    In 2020, New Orleans renamed Jefferson Davis Parkway to Norman C. Francis Parkway, which runs near the Xavier University campus.


  • February 1, 2022

    Eight years before integration was enforced across college campuses in the American south, Southwestern Louisiana Institute (now the University of Louisiana at Lafayette) made history. Clara Dell Constantine, Martha Conway, Shirley Taylor, and Charles Vincent Singleton attempted to enroll in 1953 but were denied. After a legal battle, a court ruled in their favor, leading to SLI’s desegregation in 1954. READ MORE

  • February 2, 2022


    Did you know… Xavier University of Louisiana is the first and only African American Catholic university in the United States?

  • February 3, 2022

    The CALL ME MiSTER program has been integral in increasing the pool of black male teachers in Louisiana. CALL ME MiSTER is on four college campuses in Louisiana: Grambling, Louisiana Tech, Northwestern State, and McNeese.

  • February 7, 2022

    In January, Southern University joined elite company as one of two institutions to be newly designated a Carnegie R2 institution with “high research activity.” 

  • February 8, 2022

    Dr. Marcus Jones (Northwestern State University) and Dr. William Tate (LSU) became the first Black presidents in their institutions’ history. Dr. Tate is one of two Black presidents in the SEC. 

  • February 9, 2022

    A graduate of Dillard University, Dr. Ruth J. Simmons was America’s first Black Ivy League president, serving at Brown University from 2001 until 2012.

  • February 10, 2022

    In 2016, Louisiana Tech and its Office of Multicultural Affairs created a scholarship to honor the legacy of James Earl Potts and Bertha Bradford-Robinson. The scholarship supports educational opportunities for minority students attending Tech.

  • February 14 2022

    Did you know…

    there is only one HBCU system in the United States?

    It’s located right here in Louisiana.

  • February 15, 2022

    Nearly 60 years after first enrolling as the first Black student at LSU, A.P. Tureaud Jr. received a degree from the University in 2011.

  • February 16, 2022

    The first Black woman to receive a Ph.D. in political science was Dr. Jewel Prestage, a 1951 alumna of Southern University and A&M College.

  • February 17, 2022

    The CROWN program does more than pairing students with a mentor. It’s a network of peers, helping Black men finish what they start at Nicholls – a college degree.

  • February 21, 2022

    In Tulane’s final years as a member of the SEC, Stephen Martin Sr. made history as the first African American student-athlete to compete for any SEC school.

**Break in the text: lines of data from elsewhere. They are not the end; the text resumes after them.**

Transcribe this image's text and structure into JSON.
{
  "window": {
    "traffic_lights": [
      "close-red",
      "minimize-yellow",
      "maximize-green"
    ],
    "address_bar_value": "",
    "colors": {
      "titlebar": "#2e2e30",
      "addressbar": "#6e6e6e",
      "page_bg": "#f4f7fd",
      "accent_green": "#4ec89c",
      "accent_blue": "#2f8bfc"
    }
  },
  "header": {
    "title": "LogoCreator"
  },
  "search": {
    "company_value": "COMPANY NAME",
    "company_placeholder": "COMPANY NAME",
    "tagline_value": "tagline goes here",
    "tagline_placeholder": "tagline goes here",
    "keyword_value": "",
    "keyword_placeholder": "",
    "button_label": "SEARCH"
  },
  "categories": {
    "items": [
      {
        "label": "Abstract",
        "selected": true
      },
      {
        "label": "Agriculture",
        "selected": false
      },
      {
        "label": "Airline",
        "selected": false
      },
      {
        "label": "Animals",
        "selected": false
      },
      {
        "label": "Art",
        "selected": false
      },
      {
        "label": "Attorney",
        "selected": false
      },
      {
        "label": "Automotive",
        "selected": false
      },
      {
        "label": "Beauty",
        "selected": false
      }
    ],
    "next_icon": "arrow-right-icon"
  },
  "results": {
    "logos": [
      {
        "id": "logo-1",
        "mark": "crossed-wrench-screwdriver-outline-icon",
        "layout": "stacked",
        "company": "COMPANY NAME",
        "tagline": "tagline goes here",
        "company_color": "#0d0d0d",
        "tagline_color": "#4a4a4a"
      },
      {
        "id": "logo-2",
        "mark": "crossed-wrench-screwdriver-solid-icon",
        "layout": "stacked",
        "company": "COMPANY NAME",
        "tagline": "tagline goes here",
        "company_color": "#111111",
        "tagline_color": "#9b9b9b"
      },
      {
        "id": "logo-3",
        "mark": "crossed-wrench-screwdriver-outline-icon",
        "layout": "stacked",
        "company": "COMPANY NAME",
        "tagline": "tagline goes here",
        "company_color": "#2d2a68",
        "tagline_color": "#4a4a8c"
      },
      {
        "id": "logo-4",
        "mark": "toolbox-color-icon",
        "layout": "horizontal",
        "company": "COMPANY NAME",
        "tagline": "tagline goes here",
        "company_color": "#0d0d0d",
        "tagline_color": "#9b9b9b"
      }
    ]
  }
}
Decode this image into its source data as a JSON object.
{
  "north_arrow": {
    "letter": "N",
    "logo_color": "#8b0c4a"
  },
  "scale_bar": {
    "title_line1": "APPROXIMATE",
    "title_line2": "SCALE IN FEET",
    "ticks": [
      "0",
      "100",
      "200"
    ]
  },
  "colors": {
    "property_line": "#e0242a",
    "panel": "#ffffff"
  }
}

  • February 22, 2022

    For four straight years, UL Lafayette has been honored with the Higher Education Excellence in Diversity Award (HEED) from INSIGHT into Diversity.

  • February 23, 2022

    Xavier University of Louisiana consistently ranks as one of the nation’s top institutions in sending African American graduates on to enroll in and complete medical school.

  • February 24, 2022

    Dr. Dolores Spikes was a higher education trailblazer. She was the first female Chancellor of a Louisiana public university AND the first woman to lead a university system in the U.S. (Southern University System).

  • February 25, 2022

    In 2021, the University of Louisiana System created the Reginald F. Lewis Scholars program, a three-year program which focuses on academics, social advancement, and community service.

  • February 28, 2022

    Our final #RegentsBHM highlight is none other than Irma Thomas, “Soul Queen of New Orleans.” For 15 years, she balanced work, family, and school to obtain her degree. She graduated with an Associate’s Degree in Business from Delgado in 2001. Five years later, she won her first GRAMMY.